Please repeat each line of the data exactly, with nothing left out.
━━━━━━
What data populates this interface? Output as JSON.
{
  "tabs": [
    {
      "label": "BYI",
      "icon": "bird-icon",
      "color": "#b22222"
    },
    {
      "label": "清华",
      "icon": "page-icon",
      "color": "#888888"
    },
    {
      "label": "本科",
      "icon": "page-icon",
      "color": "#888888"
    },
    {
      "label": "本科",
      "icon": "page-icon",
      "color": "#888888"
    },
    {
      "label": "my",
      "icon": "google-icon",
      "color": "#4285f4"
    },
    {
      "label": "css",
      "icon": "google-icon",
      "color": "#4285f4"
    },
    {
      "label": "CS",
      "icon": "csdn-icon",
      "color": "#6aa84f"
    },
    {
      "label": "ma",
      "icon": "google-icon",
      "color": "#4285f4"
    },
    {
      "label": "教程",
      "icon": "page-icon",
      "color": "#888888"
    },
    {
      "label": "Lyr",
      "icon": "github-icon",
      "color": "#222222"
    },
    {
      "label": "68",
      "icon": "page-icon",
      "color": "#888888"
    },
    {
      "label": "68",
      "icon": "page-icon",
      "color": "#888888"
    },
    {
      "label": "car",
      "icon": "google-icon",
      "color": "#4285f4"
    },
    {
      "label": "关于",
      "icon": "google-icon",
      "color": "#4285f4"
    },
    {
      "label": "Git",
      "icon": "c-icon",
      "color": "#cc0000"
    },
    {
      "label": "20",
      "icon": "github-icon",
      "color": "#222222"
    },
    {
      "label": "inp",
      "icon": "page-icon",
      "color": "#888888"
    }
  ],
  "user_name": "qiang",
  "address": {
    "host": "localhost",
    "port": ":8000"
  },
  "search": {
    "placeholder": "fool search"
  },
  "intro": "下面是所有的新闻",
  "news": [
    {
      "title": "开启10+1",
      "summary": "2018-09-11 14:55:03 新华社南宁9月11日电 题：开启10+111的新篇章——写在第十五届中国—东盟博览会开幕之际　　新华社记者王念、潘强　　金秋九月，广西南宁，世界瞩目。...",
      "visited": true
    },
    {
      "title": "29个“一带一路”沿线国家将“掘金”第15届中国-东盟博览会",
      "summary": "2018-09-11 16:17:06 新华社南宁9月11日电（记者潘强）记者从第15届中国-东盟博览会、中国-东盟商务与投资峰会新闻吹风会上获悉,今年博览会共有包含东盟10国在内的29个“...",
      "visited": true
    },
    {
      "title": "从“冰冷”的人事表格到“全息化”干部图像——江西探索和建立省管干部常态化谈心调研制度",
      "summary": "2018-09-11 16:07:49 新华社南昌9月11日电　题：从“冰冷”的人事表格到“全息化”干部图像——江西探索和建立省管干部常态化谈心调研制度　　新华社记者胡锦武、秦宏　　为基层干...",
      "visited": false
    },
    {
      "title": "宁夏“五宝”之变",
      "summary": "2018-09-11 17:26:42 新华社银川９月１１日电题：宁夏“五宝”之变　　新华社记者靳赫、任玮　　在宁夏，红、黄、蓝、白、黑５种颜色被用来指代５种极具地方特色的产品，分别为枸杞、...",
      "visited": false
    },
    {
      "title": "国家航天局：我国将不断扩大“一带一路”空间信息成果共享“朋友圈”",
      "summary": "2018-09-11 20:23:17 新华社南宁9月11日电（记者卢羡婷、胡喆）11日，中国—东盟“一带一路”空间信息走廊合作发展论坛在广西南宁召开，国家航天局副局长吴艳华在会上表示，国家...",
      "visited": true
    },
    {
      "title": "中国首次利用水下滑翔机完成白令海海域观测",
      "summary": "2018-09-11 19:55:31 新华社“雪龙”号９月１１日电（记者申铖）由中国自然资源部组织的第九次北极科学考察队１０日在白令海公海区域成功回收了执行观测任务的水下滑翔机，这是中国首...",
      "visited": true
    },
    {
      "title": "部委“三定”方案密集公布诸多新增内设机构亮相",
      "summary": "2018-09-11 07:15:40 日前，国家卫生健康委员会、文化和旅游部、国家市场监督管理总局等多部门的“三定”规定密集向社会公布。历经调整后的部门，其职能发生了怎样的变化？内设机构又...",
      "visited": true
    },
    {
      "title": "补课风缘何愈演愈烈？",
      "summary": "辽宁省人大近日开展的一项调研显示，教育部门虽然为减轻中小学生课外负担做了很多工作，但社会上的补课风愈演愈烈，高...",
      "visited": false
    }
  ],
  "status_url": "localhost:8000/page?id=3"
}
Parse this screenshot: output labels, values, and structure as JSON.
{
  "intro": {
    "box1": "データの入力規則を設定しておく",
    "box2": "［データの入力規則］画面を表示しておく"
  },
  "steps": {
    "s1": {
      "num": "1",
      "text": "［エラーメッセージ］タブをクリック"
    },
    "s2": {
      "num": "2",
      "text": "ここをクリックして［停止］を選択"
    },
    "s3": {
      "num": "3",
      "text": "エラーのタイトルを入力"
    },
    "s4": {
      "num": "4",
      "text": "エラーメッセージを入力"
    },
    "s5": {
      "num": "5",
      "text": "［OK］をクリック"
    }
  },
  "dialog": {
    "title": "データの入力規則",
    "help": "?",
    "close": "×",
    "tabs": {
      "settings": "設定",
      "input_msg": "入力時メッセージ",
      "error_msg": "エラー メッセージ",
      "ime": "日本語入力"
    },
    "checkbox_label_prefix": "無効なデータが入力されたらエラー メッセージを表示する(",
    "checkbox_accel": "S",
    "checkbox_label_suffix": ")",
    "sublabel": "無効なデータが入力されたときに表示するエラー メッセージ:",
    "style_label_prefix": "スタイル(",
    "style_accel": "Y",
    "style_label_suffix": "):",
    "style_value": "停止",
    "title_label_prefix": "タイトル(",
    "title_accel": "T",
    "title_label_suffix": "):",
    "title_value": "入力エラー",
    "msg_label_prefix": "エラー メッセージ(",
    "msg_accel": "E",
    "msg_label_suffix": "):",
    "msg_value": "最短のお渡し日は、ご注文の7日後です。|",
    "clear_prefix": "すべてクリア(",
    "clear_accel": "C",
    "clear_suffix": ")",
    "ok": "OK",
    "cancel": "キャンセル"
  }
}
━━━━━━
▶ _Exercise result_:
What data populates this interface? Output as JSON.
{
  "tabs": [
    {
      "label": "BYI",
      "icon": "bird-icon",
      "color": "#b22222"
    },
    {
      "label": "清华",
      "icon": "page-icon",
      "color": "#888888"
    },
    {
      "label": "本科",
      "icon": "page-icon",
      "color": "#888888"
    },
    {
      "label": "本科",
      "icon": "page-icon",
      "color": "#888888"
    },
    {
      "label": "my",
      "icon": "google-icon",
      "color": "#4285f4"
    },
    {
      "label": "css",
      "icon": "google-icon",
      "color": "#4285f4"
    },
    {
      "label": "CS",
      "icon": "csdn-icon",
      "color": "#6aa84f"
    },
    {
      "label": "ma",
      "icon": "google-icon",
      "color": "#4285f4"
    },
    {
      "label": "教程",
      "icon": "page-icon",
      "color": "#888888"
    },
    {
      "label": "Lyr",
      "icon": "github-icon",
      "color": "#222222"
    },
    {
      "label": "68",
      "icon": "page-icon",
      "color": "#888888"
    },
    {
      "label": "68",
      "icon": "page-icon",
      "color": "#888888"
    },
    {
      "label": "car",
      "icon": "google-icon",
      "color": "#4285f4"
    },
    {
      "label": "关于",
      "icon": "google-icon",
      "color": "#4285f4"
    },
    {
      "label": "Git",
      "icon": "c-icon",
      "color": "#cc0000"
    },
    {
      "label": "20",
      "icon": "github-icon",
      "color": "#222222"
    },
    {
      "label": "inp",
      "icon": "page-icon",
      "color": "#888888"
    }
  ],
  "user_name": "qiang",
  "address": {
    "host": "localhost",
    "port": ":8000"
  },
  "search": {
    "placeholder": "fool search"
  },
  "intro": "下面是所有的新闻",
  "news": [
    {
      "title": "开启10+1",
      "summary": "2018-09-11 14:55:03 新华社南宁9月11日电 题：开启10+111的新篇章——写在第十五届中国—东盟博览会开幕之际　　新华社记者王念、潘强　　金秋九月，广西南宁，世界瞩目。...",
      "visited": true
    },
    {
      "title": "29个“一带一路”沿线国家将“掘金”第15届中国-东盟博览会",
      "summary": "2018-09-11 16:17:06 新华社南宁9月11日电（记者潘强）记者从第15届中国-东盟博览会、中国-东盟商务与投资峰会新闻吹风会上获悉,今年博览会共有包含东盟10国在内的29个“...",
      "visited": true
    },
    {
      "title": "从“冰冷”的人事表格到“全息化”干部图像——江西探索和建立省管干部常态化谈心调研制度",
      "summary": "2018-09-11 16:07:49 新华社南昌9月11日电　题：从“冰冷”的人事表格到“全息化”干部图像——江西探索和建立省管干部常态化谈心调研制度　　新华社记者胡锦武、秦宏　　为基层干...",
      "visited": false
    },
    {
      "title": "宁夏“五宝”之变",
      "summary": "2018-09-11 17:26:42 新华社银川９月１１日电题：宁夏“五宝”之变　　新华社记者靳赫、任玮　　在宁夏，红、黄、蓝、白、黑５种颜色被用来指代５种极具地方特色的产品，分别为枸杞、...",
      "visited": false
    },
    {
      "title": "国家航天局：我国将不断扩大“一带一路”空间信息成果共享“朋友圈”",
      "summary": "2018-09-11 20:23:17 新华社南宁9月11日电（记者卢羡婷、胡喆）11日，中国—东盟“一带一路”空间信息走廊合作发展论坛在广西南宁召开，国家航天局副局长吴艳华在会上表示，国家...",
      "visited": true
    },
    {
      "title": "中国首次利用水下滑翔机完成白令海海域观测",
      "summary": "2018-09-11 19:55:31 新华社“雪龙”号９月１１日电（记者申铖）由中国自然资源部组织的第九次北极科学考察队１０日在白令海公海区域成功回收了执行观测任务的水下滑翔机，这是中国首...",
      "visited": true
    },
    {
      "title": "部委“三定”方案密集公布诸多新增内设机构亮相",
      "summary": "2018-09-11 07:15:40 日前，国家卫生健康委员会、文化和旅游部、国家市场监督管理总局等多部门的“三定”规定密集向社会公布。历经调整后的部门，其职能发生了怎样的变化？内设机构又...",
      "visited": true
    },
    {
      "title": "补课风缘何愈演愈烈？",
      "summary": "辽宁省人大近日开展的一项调研显示，教育部门虽然为减轻中小学生课外负担做了很多工作，但社会上的补课风愈演愈烈，高...",
      "visited": false
    }
  ],
  "status_url": "localhost:8000/page?id=3"
}
Parse this screenshot: output labels, values, and structure as JSON.
{
  "intro": {
    "box1": "データの入力規則を設定しておく",
    "box2": "［データの入力規則］画面を表示しておく"
  },
  "steps": {
    "s1": {
      "num": "1",
      "text": "［エラーメッセージ］タブをクリック"
    },
    "s2": {
      "num": "2",
      "text": "ここをクリックして［停止］を選択"
    },
    "s3": {
      "num": "3",
      "text": "エラーのタイトルを入力"
    },
    "s4": {
      "num": "4",
      "text": "エラーメッセージを入力"
    },
    "s5": {
      "num": "5",
      "text": "［OK］をクリック"
    }
  },
  "dialog": {
    "title": "データの入力規則",
    "help": "?",
    "close": "×",
    "tabs": {
      "settings": "設定",
      "input_msg": "入力時メッセージ",
      "error_msg": "エラー メッセージ",
      "ime": "日本語入力"
    },
    "checkbox_label_prefix": "無効なデータが入力されたらエラー メッセージを表示する(",
    "checkbox_accel": "S",
    "checkbox_label_suffix": ")",
    "sublabel": "無効なデータが入力されたときに表示するエラー メッセージ:",
    "style_label_prefix": "スタイル(",
    "style_accel": "Y",
    "style_label_suffix": "):",
    "style_value": "停止",
    "title_label_prefix": "タイトル(",
    "title_accel": "T",
    "title_label_suffix": "):",
    "title_value": "入力エラー",
    "msg_label_prefix": "エラー メッセージ(",
    "msg_accel": "E",
    "msg_label_suffix": "):",
    "msg_value": "最短のお渡し日は、ご注文の7日後です。|",
    "clear_prefix": "すべてクリア(",
    "clear_accel": "C",
    "clear_suffix": ")",
    "ok": "OK",
    "cancel": "キャンセル"
  }
}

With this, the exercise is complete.